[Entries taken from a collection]
================================

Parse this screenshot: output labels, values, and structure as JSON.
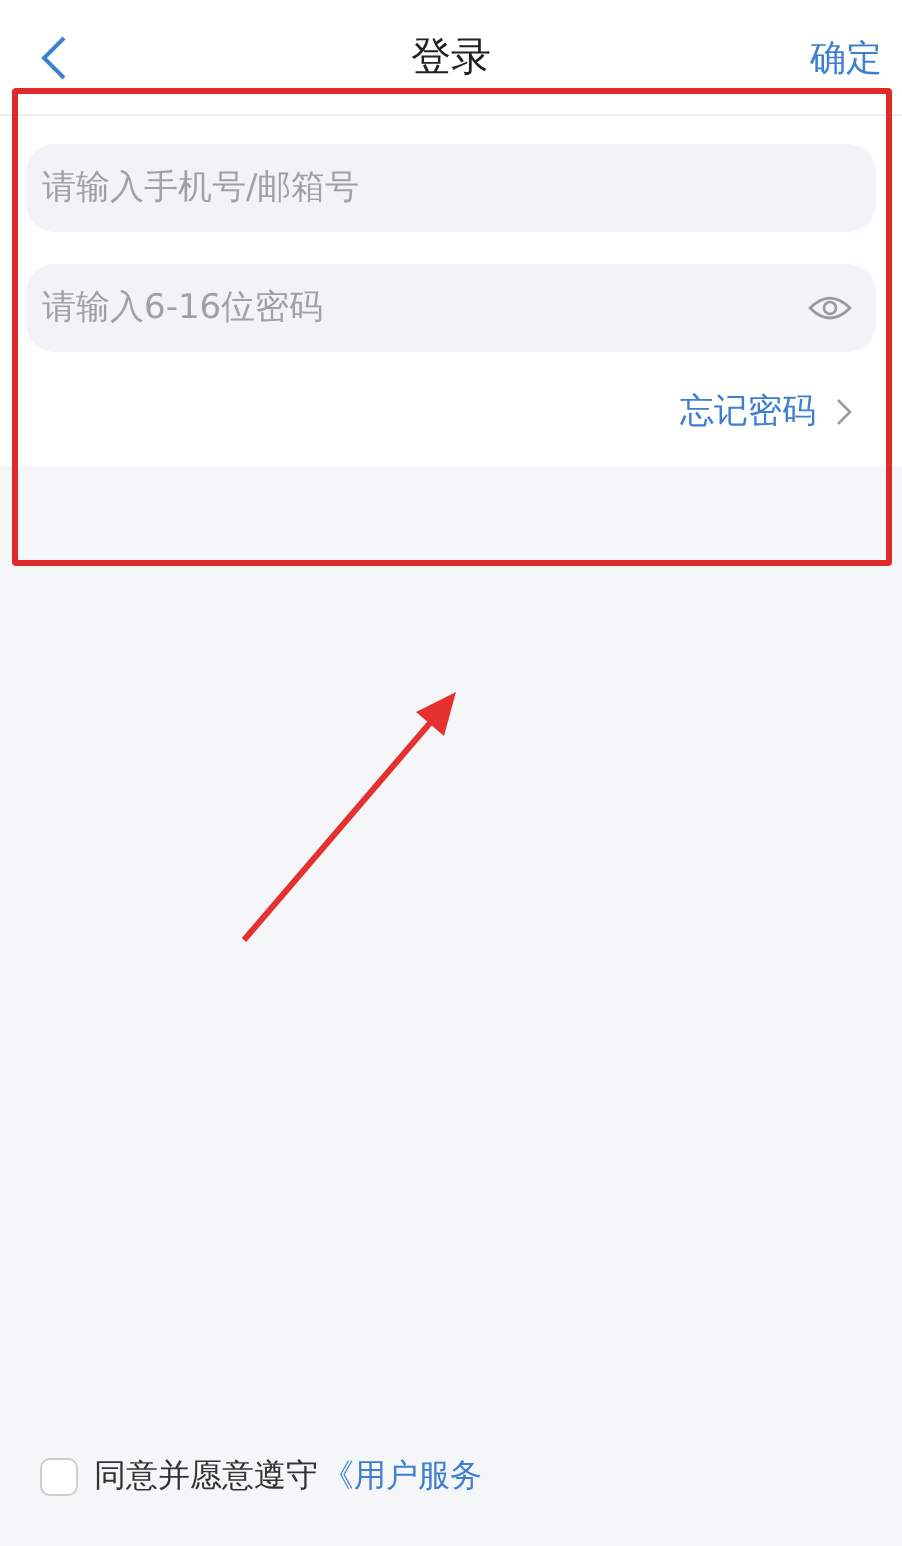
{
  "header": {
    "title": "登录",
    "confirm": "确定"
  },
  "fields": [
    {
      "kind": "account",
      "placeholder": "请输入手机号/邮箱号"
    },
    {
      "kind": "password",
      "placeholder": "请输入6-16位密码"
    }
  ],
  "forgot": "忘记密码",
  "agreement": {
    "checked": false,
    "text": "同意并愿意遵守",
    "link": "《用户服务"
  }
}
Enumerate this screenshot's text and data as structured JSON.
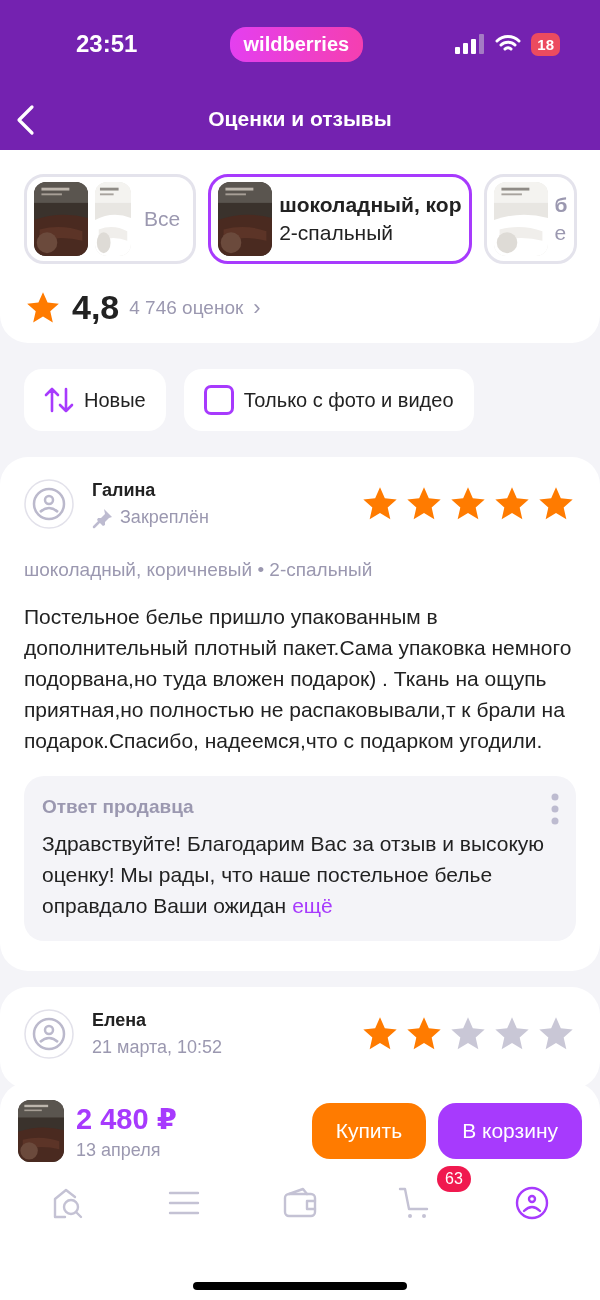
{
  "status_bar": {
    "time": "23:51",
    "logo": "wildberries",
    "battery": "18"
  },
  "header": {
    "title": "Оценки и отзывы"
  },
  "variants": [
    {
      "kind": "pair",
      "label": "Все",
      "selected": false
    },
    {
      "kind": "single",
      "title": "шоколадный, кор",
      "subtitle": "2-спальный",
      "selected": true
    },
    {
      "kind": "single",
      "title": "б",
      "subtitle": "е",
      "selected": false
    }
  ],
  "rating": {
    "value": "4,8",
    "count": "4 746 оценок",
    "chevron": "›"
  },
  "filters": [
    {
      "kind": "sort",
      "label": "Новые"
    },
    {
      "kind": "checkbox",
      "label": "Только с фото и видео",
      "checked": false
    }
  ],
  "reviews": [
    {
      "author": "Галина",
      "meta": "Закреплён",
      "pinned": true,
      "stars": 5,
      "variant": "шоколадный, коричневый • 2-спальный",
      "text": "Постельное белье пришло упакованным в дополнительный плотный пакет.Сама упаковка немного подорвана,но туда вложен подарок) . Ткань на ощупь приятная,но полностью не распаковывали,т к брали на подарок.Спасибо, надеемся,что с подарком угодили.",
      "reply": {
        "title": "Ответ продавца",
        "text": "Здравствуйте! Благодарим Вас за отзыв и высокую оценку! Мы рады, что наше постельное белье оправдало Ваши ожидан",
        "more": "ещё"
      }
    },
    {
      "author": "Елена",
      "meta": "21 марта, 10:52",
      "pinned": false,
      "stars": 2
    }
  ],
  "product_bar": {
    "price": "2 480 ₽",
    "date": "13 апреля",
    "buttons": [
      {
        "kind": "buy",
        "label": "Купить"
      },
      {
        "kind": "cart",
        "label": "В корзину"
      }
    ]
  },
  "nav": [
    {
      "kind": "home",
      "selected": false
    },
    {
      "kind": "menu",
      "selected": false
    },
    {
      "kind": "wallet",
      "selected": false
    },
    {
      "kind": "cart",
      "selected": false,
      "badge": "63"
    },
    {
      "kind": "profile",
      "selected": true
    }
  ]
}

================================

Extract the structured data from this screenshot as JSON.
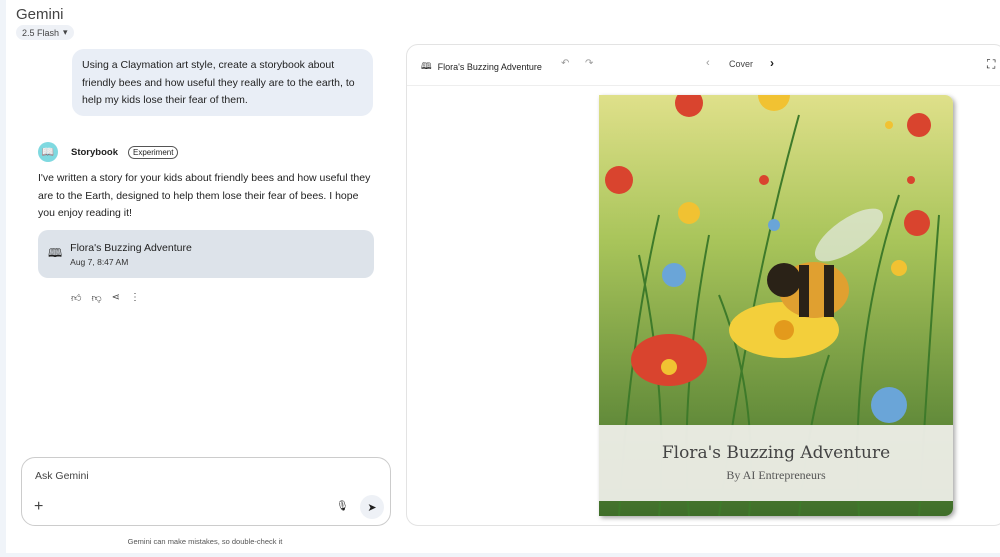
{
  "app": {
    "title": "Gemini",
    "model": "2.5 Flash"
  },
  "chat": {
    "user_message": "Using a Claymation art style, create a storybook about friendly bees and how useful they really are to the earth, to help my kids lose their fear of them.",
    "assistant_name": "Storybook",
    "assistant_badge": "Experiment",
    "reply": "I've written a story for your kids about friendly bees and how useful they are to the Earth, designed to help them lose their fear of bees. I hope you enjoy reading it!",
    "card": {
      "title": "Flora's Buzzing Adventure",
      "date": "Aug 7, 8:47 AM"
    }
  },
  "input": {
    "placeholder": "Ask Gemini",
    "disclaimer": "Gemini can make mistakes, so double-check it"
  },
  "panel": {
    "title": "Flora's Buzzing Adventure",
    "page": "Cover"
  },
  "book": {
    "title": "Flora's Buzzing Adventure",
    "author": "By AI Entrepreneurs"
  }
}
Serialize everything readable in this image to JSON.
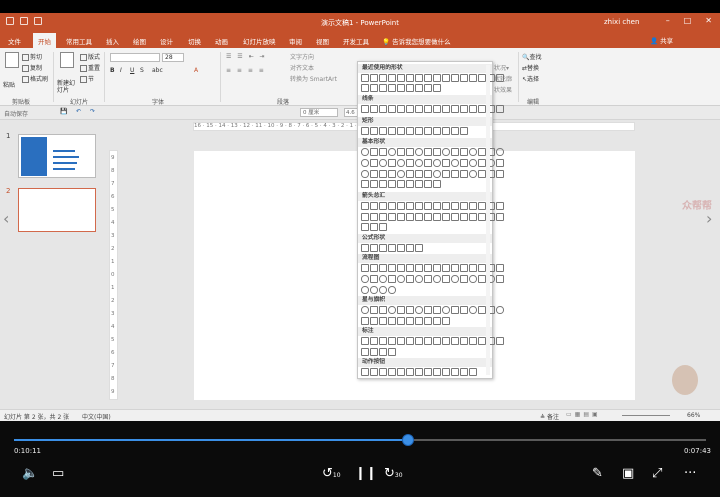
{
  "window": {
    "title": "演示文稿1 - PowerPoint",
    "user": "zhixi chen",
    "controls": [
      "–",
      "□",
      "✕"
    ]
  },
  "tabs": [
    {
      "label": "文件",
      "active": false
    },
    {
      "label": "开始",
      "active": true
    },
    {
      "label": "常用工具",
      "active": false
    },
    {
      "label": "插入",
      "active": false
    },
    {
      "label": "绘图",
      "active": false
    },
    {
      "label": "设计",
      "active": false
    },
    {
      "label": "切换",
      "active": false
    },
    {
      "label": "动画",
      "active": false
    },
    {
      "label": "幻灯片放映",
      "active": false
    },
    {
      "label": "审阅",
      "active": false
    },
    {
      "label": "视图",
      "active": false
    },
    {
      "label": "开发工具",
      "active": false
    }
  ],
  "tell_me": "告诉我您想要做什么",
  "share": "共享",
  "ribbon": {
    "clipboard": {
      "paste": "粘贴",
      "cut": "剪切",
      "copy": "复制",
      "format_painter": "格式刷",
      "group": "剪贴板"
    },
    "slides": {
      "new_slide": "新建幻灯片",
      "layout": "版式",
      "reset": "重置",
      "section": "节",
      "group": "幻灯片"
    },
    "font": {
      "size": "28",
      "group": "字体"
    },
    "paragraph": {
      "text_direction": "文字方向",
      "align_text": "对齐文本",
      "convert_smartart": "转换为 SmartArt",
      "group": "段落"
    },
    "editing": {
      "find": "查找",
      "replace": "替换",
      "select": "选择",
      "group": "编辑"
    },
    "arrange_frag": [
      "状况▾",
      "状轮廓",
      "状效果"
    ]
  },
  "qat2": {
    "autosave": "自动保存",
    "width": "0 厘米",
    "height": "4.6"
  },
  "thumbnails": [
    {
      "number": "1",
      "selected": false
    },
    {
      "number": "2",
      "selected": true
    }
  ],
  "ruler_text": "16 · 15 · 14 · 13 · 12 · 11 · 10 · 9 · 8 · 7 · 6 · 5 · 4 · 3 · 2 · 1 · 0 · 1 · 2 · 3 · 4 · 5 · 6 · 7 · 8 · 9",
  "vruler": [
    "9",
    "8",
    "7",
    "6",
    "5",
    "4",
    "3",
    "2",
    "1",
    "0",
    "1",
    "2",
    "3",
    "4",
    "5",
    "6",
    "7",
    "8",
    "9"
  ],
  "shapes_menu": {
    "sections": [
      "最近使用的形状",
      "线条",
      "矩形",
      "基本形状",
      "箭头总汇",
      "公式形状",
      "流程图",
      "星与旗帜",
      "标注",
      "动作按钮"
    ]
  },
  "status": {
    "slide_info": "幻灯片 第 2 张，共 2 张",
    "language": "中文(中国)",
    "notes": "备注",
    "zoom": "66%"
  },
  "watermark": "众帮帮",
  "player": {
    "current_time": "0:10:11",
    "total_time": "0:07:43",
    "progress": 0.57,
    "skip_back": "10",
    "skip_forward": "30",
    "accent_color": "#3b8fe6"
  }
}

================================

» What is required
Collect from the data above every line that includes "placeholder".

» Response to the task
      "placeholder": "请输入手机号/邮箱号"
      "placeholder": "请输入6-16位密码"
    "placeholder": "Ask Gemini",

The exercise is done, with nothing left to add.